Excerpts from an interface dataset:
· · ·

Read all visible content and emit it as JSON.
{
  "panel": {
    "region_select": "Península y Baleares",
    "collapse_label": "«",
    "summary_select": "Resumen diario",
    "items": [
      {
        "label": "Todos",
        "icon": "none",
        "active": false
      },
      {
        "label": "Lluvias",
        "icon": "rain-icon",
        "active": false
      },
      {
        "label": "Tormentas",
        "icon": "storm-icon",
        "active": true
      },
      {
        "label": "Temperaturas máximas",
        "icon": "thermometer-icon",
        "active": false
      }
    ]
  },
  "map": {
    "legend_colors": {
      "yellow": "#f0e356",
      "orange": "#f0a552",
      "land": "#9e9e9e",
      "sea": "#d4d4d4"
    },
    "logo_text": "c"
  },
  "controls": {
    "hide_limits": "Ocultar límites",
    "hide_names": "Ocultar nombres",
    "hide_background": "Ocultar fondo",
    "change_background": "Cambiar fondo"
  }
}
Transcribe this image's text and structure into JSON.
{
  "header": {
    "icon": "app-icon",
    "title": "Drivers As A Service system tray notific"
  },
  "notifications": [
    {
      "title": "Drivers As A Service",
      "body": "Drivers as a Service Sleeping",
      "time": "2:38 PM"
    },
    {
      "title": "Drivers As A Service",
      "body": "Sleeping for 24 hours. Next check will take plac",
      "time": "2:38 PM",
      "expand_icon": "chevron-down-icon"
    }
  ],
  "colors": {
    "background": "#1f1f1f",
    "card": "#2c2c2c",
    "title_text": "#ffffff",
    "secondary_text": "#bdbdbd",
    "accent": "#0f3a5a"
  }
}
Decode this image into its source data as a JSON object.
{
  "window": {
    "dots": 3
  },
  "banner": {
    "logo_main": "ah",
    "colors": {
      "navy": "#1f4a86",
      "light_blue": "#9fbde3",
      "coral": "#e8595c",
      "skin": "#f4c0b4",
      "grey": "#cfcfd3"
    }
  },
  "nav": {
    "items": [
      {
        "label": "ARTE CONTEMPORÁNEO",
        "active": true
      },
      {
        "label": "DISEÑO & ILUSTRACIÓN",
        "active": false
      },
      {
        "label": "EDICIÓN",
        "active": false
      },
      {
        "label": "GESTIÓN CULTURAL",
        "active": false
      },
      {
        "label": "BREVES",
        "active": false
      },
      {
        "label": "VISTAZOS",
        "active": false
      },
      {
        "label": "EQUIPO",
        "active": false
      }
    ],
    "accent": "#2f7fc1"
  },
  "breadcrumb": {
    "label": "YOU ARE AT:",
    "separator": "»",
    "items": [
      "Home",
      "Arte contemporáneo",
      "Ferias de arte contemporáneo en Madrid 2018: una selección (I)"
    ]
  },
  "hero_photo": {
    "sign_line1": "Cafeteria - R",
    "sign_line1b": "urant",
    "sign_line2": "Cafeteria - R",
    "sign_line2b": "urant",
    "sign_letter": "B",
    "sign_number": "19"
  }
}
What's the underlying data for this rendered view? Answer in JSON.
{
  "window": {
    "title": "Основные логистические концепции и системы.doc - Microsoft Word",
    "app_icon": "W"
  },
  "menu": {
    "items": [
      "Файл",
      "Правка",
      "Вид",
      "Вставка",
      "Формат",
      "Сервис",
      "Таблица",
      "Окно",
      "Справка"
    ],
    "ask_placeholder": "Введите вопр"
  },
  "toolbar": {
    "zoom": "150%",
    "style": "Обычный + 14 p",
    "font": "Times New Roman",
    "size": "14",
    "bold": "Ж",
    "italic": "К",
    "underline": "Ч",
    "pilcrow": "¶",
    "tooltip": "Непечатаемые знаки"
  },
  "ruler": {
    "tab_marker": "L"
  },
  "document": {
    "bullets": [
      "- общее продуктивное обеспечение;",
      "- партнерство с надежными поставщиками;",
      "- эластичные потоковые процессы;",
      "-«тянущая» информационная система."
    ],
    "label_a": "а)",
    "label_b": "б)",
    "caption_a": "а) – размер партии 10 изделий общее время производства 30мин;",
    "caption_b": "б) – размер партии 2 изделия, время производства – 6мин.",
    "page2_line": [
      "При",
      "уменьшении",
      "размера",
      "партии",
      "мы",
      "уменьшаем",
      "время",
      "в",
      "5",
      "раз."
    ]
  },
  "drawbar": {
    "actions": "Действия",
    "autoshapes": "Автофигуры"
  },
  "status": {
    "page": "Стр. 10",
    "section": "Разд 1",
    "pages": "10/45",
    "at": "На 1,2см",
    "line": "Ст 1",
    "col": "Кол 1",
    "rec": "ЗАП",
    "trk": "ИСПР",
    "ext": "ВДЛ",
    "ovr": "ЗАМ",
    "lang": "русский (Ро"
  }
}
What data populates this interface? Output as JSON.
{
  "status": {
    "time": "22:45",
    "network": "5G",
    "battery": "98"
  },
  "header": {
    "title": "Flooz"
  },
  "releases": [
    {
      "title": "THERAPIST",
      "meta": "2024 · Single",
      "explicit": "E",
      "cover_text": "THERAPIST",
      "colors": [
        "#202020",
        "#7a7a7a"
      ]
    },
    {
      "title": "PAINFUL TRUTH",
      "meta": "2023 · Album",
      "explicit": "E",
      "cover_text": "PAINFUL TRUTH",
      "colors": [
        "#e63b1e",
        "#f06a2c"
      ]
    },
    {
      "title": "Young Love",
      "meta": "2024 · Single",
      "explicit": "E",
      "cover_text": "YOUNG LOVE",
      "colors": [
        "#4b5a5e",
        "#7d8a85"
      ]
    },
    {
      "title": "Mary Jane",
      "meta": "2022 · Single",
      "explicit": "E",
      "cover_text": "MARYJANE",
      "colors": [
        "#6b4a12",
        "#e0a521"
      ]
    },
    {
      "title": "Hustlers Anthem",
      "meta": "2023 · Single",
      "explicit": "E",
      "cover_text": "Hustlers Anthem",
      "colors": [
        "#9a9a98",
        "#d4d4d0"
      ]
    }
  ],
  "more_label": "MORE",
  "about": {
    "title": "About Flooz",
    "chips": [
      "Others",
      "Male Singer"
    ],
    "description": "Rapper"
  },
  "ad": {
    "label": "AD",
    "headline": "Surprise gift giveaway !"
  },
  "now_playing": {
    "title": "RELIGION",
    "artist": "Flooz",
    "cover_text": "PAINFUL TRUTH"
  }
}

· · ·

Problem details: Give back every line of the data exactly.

Exercise response:
Read all visible content and emit it as JSON.
{
  "panel": {
    "region_select": "Península y Baleares",
    "collapse_label": "«",
    "summary_select": "Resumen diario",
    "items": [
      {
        "label": "Todos",
        "icon": "none",
        "active": false
      },
      {
        "label": "Lluvias",
        "icon": "rain-icon",
        "active": false
      },
      {
        "label": "Tormentas",
        "icon": "storm-icon",
        "active": true
      },
      {
        "label": "Temperaturas máximas",
        "icon": "thermometer-icon",
        "active": false
      }
    ]
  },
  "map": {
    "legend_colors": {
      "yellow": "#f0e356",
      "orange": "#f0a552",
      "land": "#9e9e9e",
      "sea": "#d4d4d4"
    },
    "logo_text": "c"
  },
  "controls": {
    "hide_limits": "Ocultar límites",
    "hide_names": "Ocultar nombres",
    "hide_background": "Ocultar fondo",
    "change_background": "Cambiar fondo"
  }
}
Transcribe this image's text and structure into JSON.
{
  "header": {
    "icon": "app-icon",
    "title": "Drivers As A Service system tray notific"
  },
  "notifications": [
    {
      "title": "Drivers As A Service",
      "body": "Drivers as a Service Sleeping",
      "time": "2:38 PM"
    },
    {
      "title": "Drivers As A Service",
      "body": "Sleeping for 24 hours. Next check will take plac",
      "time": "2:38 PM",
      "expand_icon": "chevron-down-icon"
    }
  ],
  "colors": {
    "background": "#1f1f1f",
    "card": "#2c2c2c",
    "title_text": "#ffffff",
    "secondary_text": "#bdbdbd",
    "accent": "#0f3a5a"
  }
}
Decode this image into its source data as a JSON object.
{
  "window": {
    "dots": 3
  },
  "banner": {
    "logo_main": "ah",
    "colors": {
      "navy": "#1f4a86",
      "light_blue": "#9fbde3",
      "coral": "#e8595c",
      "skin": "#f4c0b4",
      "grey": "#cfcfd3"
    }
  },
  "nav": {
    "items": [
      {
        "label": "ARTE CONTEMPORÁNEO",
        "active": true
      },
      {
        "label": "DISEÑO & ILUSTRACIÓN",
        "active": false
      },
      {
        "label": "EDICIÓN",
        "active": false
      },
      {
        "label": "GESTIÓN CULTURAL",
        "active": false
      },
      {
        "label": "BREVES",
        "active": false
      },
      {
        "label": "VISTAZOS",
        "active": false
      },
      {
        "label": "EQUIPO",
        "active": false
      }
    ],
    "accent": "#2f7fc1"
  },
  "breadcrumb": {
    "label": "YOU ARE AT:",
    "separator": "»",
    "items": [
      "Home",
      "Arte contemporáneo",
      "Ferias de arte contemporáneo en Madrid 2018: una selección (I)"
    ]
  },
  "hero_photo": {
    "sign_line1": "Cafeteria - R",
    "sign_line1b": "urant",
    "sign_line2": "Cafeteria - R",
    "sign_line2b": "urant",
    "sign_letter": "B",
    "sign_number": "19"
  }
}
What's the underlying data for this rendered view? Answer in JSON.
{
  "window": {
    "title": "Основные логистические концепции и системы.doc - Microsoft Word",
    "app_icon": "W"
  },
  "menu": {
    "items": [
      "Файл",
      "Правка",
      "Вид",
      "Вставка",
      "Формат",
      "Сервис",
      "Таблица",
      "Окно",
      "Справка"
    ],
    "ask_placeholder": "Введите вопр"
  },
  "toolbar": {
    "zoom": "150%",
    "style": "Обычный + 14 p",
    "font": "Times New Roman",
    "size": "14",
    "bold": "Ж",
    "italic": "К",
    "underline": "Ч",
    "pilcrow": "¶",
    "tooltip": "Непечатаемые знаки"
  },
  "ruler": {
    "tab_marker": "L"
  },
  "document": {
    "bullets": [
      "- общее продуктивное обеспечение;",
      "- партнерство с надежными поставщиками;",
      "- эластичные потоковые процессы;",
      "-«тянущая» информационная система."
    ],
    "label_a": "а)",
    "label_b": "б)",
    "caption_a": "а) – размер партии 10 изделий общее время производства 30мин;",
    "caption_b": "б) – размер партии 2 изделия, время производства – 6мин.",
    "page2_line": [
      "При",
      "уменьшении",
      "размера",
      "партии",
      "мы",
      "уменьшаем",
      "время",
      "в",
      "5",
      "раз."
    ]
  },
  "drawbar": {
    "actions": "Действия",
    "autoshapes": "Автофигуры"
  },
  "status": {
    "page": "Стр. 10",
    "section": "Разд 1",
    "pages": "10/45",
    "at": "На 1,2см",
    "line": "Ст 1",
    "col": "Кол 1",
    "rec": "ЗАП",
    "trk": "ИСПР",
    "ext": "ВДЛ",
    "ovr": "ЗАМ",
    "lang": "русский (Ро"
  }
}
What data populates this interface? Output as JSON.
{
  "status": {
    "time": "22:45",
    "network": "5G",
    "battery": "98"
  },
  "header": {
    "title": "Flooz"
  },
  "releases": [
    {
      "title": "THERAPIST",
      "meta": "2024 · Single",
      "explicit": "E",
      "cover_text": "THERAPIST",
      "colors": [
        "#202020",
        "#7a7a7a"
      ]
    },
    {
      "title": "PAINFUL TRUTH",
      "meta": "2023 · Album",
      "explicit": "E",
      "cover_text": "PAINFUL TRUTH",
      "colors": [
        "#e63b1e",
        "#f06a2c"
      ]
    },
    {
      "title": "Young Love",
      "meta": "2024 · Single",
      "explicit": "E",
      "cover_text": "YOUNG LOVE",
      "colors": [
        "#4b5a5e",
        "#7d8a85"
      ]
    },
    {
      "title": "Mary Jane",
      "meta": "2022 · Single",
      "explicit": "E",
      "cover_text": "MARYJANE",
      "colors": [
        "#6b4a12",
        "#e0a521"
      ]
    },
    {
      "title": "Hustlers Anthem",
      "meta": "2023 · Single",
      "explicit": "E",
      "cover_text": "Hustlers Anthem",
      "colors": [
        "#9a9a98",
        "#d4d4d0"
      ]
    }
  ],
  "more_label": "MORE",
  "about": {
    "title": "About Flooz",
    "chips": [
      "Others",
      "Male Singer"
    ],
    "description": "Rapper"
  },
  "ad": {
    "label": "AD",
    "headline": "Surprise gift giveaway !"
  },
  "now_playing": {
    "title": "RELIGION",
    "artist": "Flooz",
    "cover_text": "PAINFUL TRUTH"
  }
}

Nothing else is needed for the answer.